This is where Couliano becomes positively revolutionary:

(p. 8) Yet, with the help of ethnosemiotics, we can establish that human beings had beliefs concerning other worlds long before they could write. Ethnosemiotics analyzes systems of signs without regard to their time setting. It can thus be establish – and as a matter of fact it has – that Paleosiberian cave paintings already show all the traits of a developed shamanistic complex as we still find them displayed by some Siberian shamans.

(p. 9) The Italian scholar Carlo Ginzburg (see chapter 2, below), who studied European witchcraft for twenty-five years, came to the conclusion that witchcraft was still practiced in certain zones of eastern Europe at the end of the nineteenth century as a direct derivative of shamanism. Beliefs recorded in Paleosiberian caves around 1000 B.C.E. were still valid less than a hundred years ago. How can we explain such amazing continuity?

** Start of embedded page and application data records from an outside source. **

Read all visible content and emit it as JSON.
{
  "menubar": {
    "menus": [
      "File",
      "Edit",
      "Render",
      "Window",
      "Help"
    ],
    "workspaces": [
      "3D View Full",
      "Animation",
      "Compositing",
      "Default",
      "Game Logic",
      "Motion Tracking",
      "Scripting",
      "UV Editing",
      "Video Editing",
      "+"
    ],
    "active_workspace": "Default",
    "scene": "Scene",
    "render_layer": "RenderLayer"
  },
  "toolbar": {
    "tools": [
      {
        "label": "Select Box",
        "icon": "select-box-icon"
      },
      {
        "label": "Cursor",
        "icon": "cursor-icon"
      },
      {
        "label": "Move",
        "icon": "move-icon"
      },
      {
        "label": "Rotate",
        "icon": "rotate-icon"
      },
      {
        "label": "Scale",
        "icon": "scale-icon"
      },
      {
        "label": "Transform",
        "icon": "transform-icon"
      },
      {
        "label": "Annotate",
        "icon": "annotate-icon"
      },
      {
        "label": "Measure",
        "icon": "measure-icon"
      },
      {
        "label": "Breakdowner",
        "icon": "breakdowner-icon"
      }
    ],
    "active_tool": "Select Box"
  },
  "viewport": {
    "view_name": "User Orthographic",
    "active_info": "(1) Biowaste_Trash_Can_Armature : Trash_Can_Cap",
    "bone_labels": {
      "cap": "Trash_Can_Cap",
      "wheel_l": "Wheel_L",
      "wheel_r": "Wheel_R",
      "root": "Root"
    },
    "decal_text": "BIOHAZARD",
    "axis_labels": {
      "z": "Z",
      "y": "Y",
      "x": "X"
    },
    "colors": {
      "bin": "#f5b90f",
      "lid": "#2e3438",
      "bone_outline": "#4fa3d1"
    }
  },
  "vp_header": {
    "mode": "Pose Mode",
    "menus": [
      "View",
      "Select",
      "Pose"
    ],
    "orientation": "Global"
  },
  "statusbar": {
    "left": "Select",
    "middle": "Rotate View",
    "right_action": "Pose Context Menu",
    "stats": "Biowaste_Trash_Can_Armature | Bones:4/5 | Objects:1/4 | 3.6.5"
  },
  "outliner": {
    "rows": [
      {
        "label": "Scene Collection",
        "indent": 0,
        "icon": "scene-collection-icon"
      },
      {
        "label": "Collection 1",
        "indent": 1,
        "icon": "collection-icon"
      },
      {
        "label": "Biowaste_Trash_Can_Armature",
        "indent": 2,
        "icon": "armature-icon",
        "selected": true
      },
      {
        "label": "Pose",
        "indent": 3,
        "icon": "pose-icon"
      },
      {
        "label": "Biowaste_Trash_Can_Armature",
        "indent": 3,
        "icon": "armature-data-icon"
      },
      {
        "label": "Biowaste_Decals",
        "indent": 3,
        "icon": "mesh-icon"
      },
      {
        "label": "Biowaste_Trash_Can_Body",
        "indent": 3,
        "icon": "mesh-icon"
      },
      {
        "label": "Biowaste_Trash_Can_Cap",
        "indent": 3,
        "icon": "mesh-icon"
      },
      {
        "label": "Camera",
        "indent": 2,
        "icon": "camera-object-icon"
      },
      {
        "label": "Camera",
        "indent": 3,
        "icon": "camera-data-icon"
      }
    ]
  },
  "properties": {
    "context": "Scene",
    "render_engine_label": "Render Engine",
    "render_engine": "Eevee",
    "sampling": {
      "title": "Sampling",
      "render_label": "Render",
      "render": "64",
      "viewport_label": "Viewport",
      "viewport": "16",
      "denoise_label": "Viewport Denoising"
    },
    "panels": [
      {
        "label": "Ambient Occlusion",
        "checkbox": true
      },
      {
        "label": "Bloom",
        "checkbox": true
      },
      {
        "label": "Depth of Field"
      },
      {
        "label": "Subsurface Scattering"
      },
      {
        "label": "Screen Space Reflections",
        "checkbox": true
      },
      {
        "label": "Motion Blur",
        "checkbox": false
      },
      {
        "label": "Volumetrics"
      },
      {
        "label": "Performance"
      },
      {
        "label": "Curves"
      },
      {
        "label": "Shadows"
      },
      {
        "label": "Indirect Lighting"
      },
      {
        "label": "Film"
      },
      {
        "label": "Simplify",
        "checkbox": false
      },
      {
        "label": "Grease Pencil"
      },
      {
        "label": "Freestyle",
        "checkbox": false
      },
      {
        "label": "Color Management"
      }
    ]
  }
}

Couliano actually doesn’t go quite as far as I do here. He doesn’t say shamanism is a universal source, though he does show shamanism as not just continuous in time (from 1000 B.C. to the 19th century), but also in far apart places like Australia, South America, Africa and of course Siberia.

As a scientist – they have to be conservative – his conclusion is simpler: mental rules, culturally transmitted, shape the way people interpret their experience. In this case that way of interpreting shows continuity in time and space that is unparalleled in culture studies. He goes so far as to deny that genetic transmission or a collective unconscious have anything to do with it (p. 9).